Celebrity: Why We Can’t Look Away
I tried my best to ignore the Tiger Woods saga. In my mind, I would not waste my time listening to the various and growing number of mistresses. But then mainstream media decided to take the low road. I couldn’t watch my usual morning show with the peculiar interview of mistress No. ??.
I wanted to cover my ears and scream away the awful truth.
But I still couldn’t ignore it.
Newsweek Magazine has its theory on why we, as Americans, are (at least some of us) begrudgingly drawn into the train wreck of celebrity downfalls and failings. According to Newsweek, salivating on celebrity is equal parts unifying and bonding experience for the American people:
Long before celebrity reached its apotheosis, the great gossip columnist and radio broadcaster Walter Winchell, who purveyed the malfeasance and transgressions of the rich, the famous, and the powerful to tens of millions of Americans, understood that celebrity was a basis for an ongoing, daily national conversation that also served as therapy to a wounded country, albeit with a savage subtext of revenge. Reaching his own peak in the Depression ’30s at a time of anxiety and fractiousness, Winchell managed to unify his readers and listeners around his narratives, not only distracting them from calamity but also giving them a rallying point of common reference that was every bit as powerful as the national symbolism that FDR promoted. Winchell turned us into a nation of yentas.
This function is especially potent today in another time of uncertainty and division, when Americans are not only disunited over politics and values, but also share fewer and fewer common experiences. In the past, television, movies, music, even books were sources of national cohesion. Dramatically lower ratings for broadcast television, reduced film attendance, and plummeting CD sales have all loosened the national bonds. We have become a nation of niches. Celebrity is one of the few things that still crosses all lines.
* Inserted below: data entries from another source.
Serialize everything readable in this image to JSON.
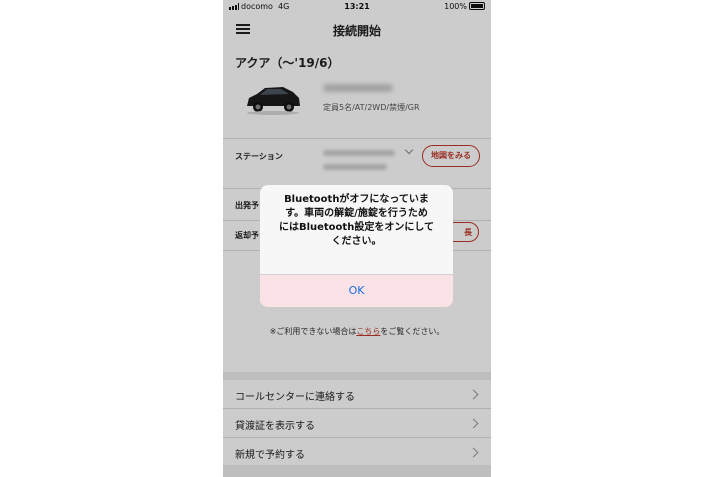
{
  "status_bar": {
    "carrier": "docomo",
    "network": "4G",
    "time": "13:21",
    "battery": "100%"
  },
  "header": {
    "title": "接続開始"
  },
  "car": {
    "name": "アクア（〜'19/6）",
    "spec": "定員5名/AT/2WD/禁煙/GR"
  },
  "station": {
    "label": "ステーション",
    "map_button": "地図をみる"
  },
  "departure": {
    "label": "出発予"
  },
  "return": {
    "label": "返却予",
    "button_fragment": "長"
  },
  "note": {
    "prefix": "※ご利用できない場合は",
    "link": "こちら",
    "suffix": "をご覧ください。"
  },
  "menu": {
    "items": [
      {
        "label": "コールセンターに連絡する"
      },
      {
        "label": "貸渡証を表示する"
      },
      {
        "label": "新規で予約する"
      }
    ]
  },
  "alert": {
    "lines": [
      "Bluetoothがオフになっていま",
      "す。車両の解錠/施錠を行うため",
      "にはBluetooth設定をオンにして",
      "ください。"
    ],
    "ok_label": "OK"
  },
  "colors": {
    "accent": "#c0392b",
    "link_blue": "#1a6fe0",
    "ok_area": "#fbe2e6"
  }
}
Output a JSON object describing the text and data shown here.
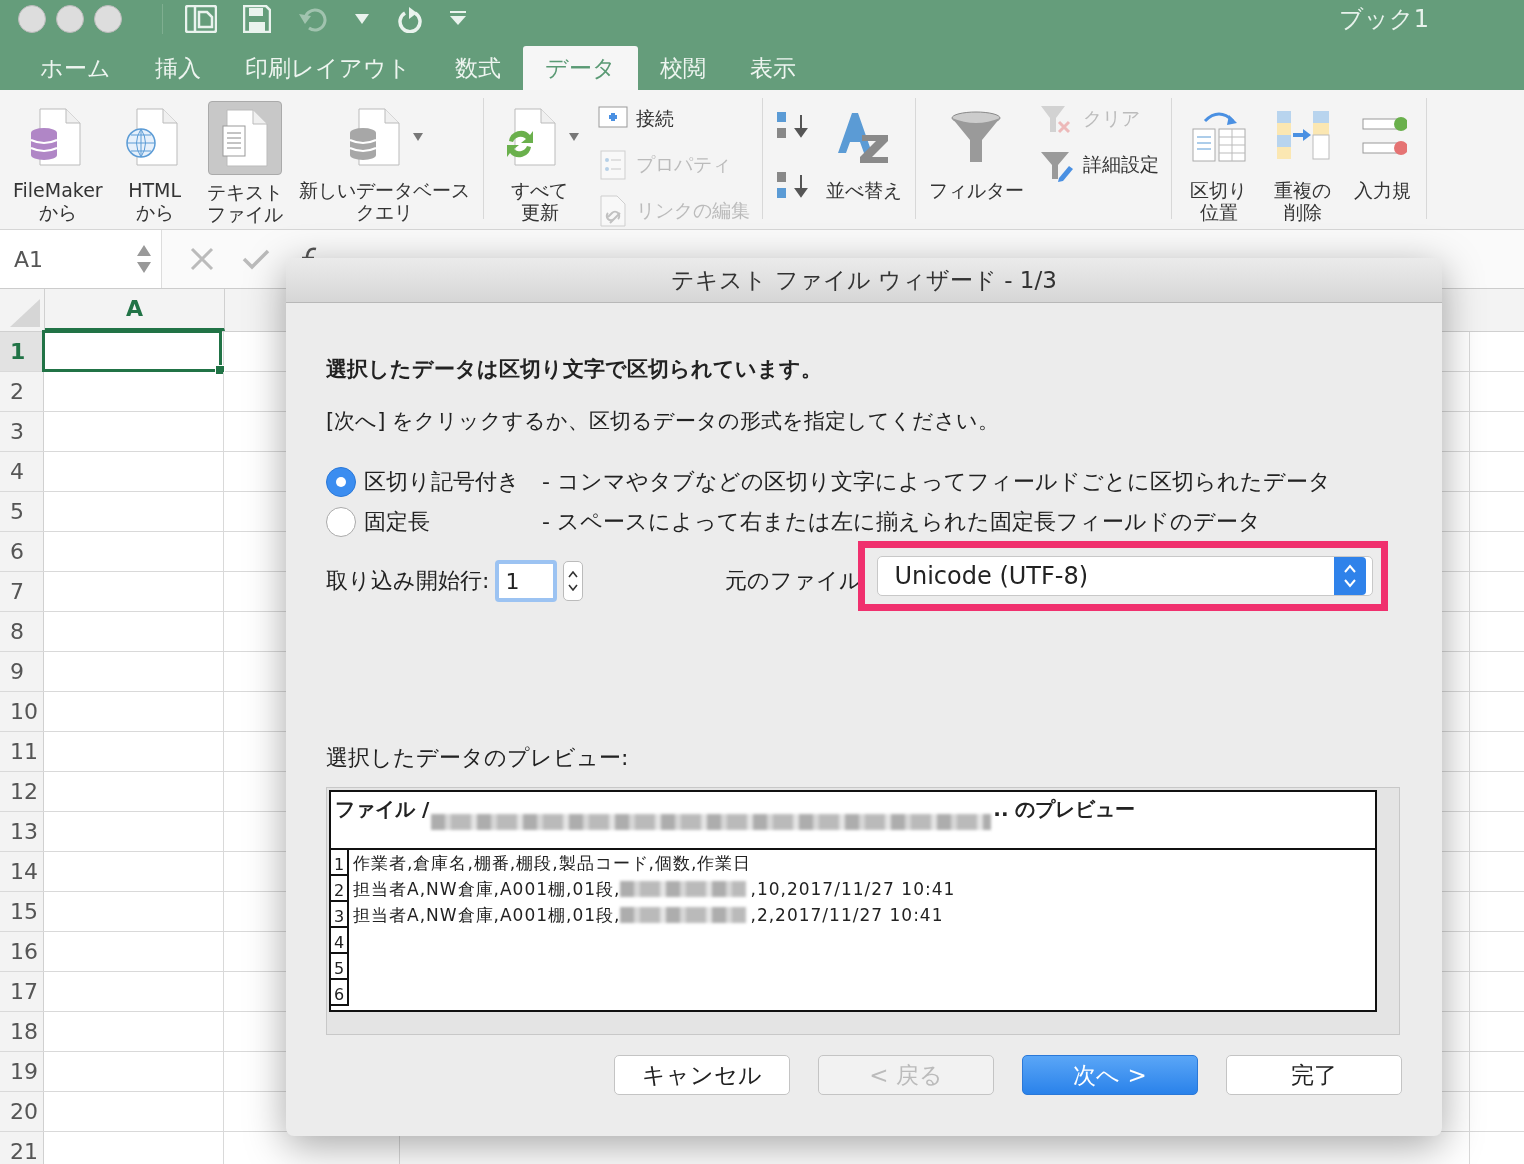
{
  "window": {
    "title": "ブック1"
  },
  "ribbon_tabs": [
    {
      "label": "ホーム",
      "selected": false
    },
    {
      "label": "挿入",
      "selected": false
    },
    {
      "label": "印刷レイアウト",
      "selected": false
    },
    {
      "label": "数式",
      "selected": false
    },
    {
      "label": "データ",
      "selected": true
    },
    {
      "label": "校閲",
      "selected": false
    },
    {
      "label": "表示",
      "selected": false
    }
  ],
  "ribbon_groups": [
    {
      "items": [
        {
          "kind": "large",
          "label": [
            "FileMaker",
            "から"
          ],
          "selected": false
        },
        {
          "kind": "large",
          "label": [
            "HTML",
            "から"
          ],
          "selected": false
        },
        {
          "kind": "large",
          "label": [
            "テキスト",
            "ファイル"
          ],
          "selected": true
        },
        {
          "kind": "large",
          "label": [
            "新しいデータベース",
            "クエリ"
          ],
          "selected": false
        }
      ]
    },
    {
      "items": [
        {
          "kind": "large",
          "label": [
            "すべて",
            "更新"
          ],
          "selected": false
        },
        {
          "kind": "small",
          "label": "接続",
          "disabled": false
        },
        {
          "kind": "small",
          "label": "プロパティ",
          "disabled": true
        },
        {
          "kind": "small",
          "label": "リンクの編集",
          "disabled": true
        }
      ]
    },
    {
      "items": [
        {
          "kind": "icon"
        },
        {
          "kind": "icon"
        },
        {
          "kind": "large",
          "label": [
            "並べ替え"
          ],
          "selected": false
        }
      ]
    },
    {
      "items": [
        {
          "kind": "large",
          "label": [
            "フィルター"
          ],
          "selected": false
        },
        {
          "kind": "small",
          "label": "クリア",
          "disabled": true
        },
        {
          "kind": "small",
          "label": "詳細設定",
          "disabled": false
        }
      ]
    },
    {
      "items": [
        {
          "kind": "large",
          "label": [
            "区切り",
            "位置"
          ],
          "selected": false
        },
        {
          "kind": "large",
          "label": [
            "重複の",
            "削除"
          ],
          "selected": false
        },
        {
          "kind": "large",
          "label": [
            "入力規"
          ],
          "selected": false
        }
      ]
    }
  ],
  "name_box": "A1",
  "sheet": {
    "column_header": "A",
    "rows": [
      {
        "label": "1",
        "selected": true
      },
      {
        "label": "2",
        "selected": false
      },
      {
        "label": "3",
        "selected": false
      },
      {
        "label": "4",
        "selected": false
      },
      {
        "label": "5",
        "selected": false
      },
      {
        "label": "6",
        "selected": false
      },
      {
        "label": "7",
        "selected": false
      },
      {
        "label": "8",
        "selected": false
      },
      {
        "label": "9",
        "selected": false
      },
      {
        "label": "10",
        "selected": false
      },
      {
        "label": "11",
        "selected": false
      },
      {
        "label": "12",
        "selected": false
      },
      {
        "label": "13",
        "selected": false
      },
      {
        "label": "14",
        "selected": false
      },
      {
        "label": "15",
        "selected": false
      },
      {
        "label": "16",
        "selected": false
      },
      {
        "label": "17",
        "selected": false
      },
      {
        "label": "18",
        "selected": false
      },
      {
        "label": "19",
        "selected": false
      },
      {
        "label": "20",
        "selected": false
      },
      {
        "label": "21",
        "selected": false
      }
    ]
  },
  "dialog": {
    "title": "テキスト ファイル ウィザード - 1/3",
    "heading": "選択したデータは区切り文字で区切られています。",
    "instruction": "[次へ] をクリックするか、区切るデータの形式を指定してください。",
    "options": [
      {
        "label": "区切り記号付き",
        "description": "- コンマやタブなどの区切り文字によってフィールドごとに区切られたデータ",
        "selected": true
      },
      {
        "label": "固定長",
        "description": "- スペースによって右または左に揃えられた固定長フィールドのデータ",
        "selected": false
      }
    ],
    "start_row": {
      "label": "取り込み開始行:",
      "value": "1"
    },
    "file_origin": {
      "label": "元のファイル",
      "value": "Unicode (UTF-8)",
      "highlighted": true
    },
    "preview": {
      "label": "選択したデータのプレビュー:",
      "header_prefix": "ファイル /",
      "header_suffix": ".. のプレビュー",
      "rows": [
        {
          "number": "1",
          "segments": [
            {
              "kind": "text",
              "text": "作業者,倉庫名,棚番,棚段,製品コード,個数,作業日"
            }
          ]
        },
        {
          "number": "2",
          "segments": [
            {
              "kind": "text",
              "text": "担当者A,NW倉庫,A001棚,01段,"
            },
            {
              "kind": "redacted"
            },
            {
              "kind": "text",
              "text": ",10,2017/11/27 10:41"
            }
          ]
        },
        {
          "number": "3",
          "segments": [
            {
              "kind": "text",
              "text": "担当者A,NW倉庫,A001棚,01段,"
            },
            {
              "kind": "redacted"
            },
            {
              "kind": "text",
              "text": ",2,2017/11/27 10:41"
            }
          ]
        },
        {
          "number": "4"
        },
        {
          "number": "5"
        },
        {
          "number": "6"
        }
      ]
    },
    "buttons": [
      {
        "label": "キャンセル",
        "kind": "normal"
      },
      {
        "label": "< 戻る",
        "kind": "disabled"
      },
      {
        "label": "次へ >",
        "kind": "primary"
      },
      {
        "label": "完了",
        "kind": "normal"
      }
    ]
  }
}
As disparate and stratified as Americans are, practically all of them seem to share an intense engagement, or at the very least an acquaintance, with the sagas of Jon and Kate or Brad and Angelina or Jennifer and whomever, which is oddly comforting. These are America’s modern denominators, and in some ways Jon and Kate are our Fred and Ginger—not, obviously, talentwise, but in the way they provide escape and give us something we can all talk about.
But is it what unifies us across generations, political parties, office politics, and other pregnant silences?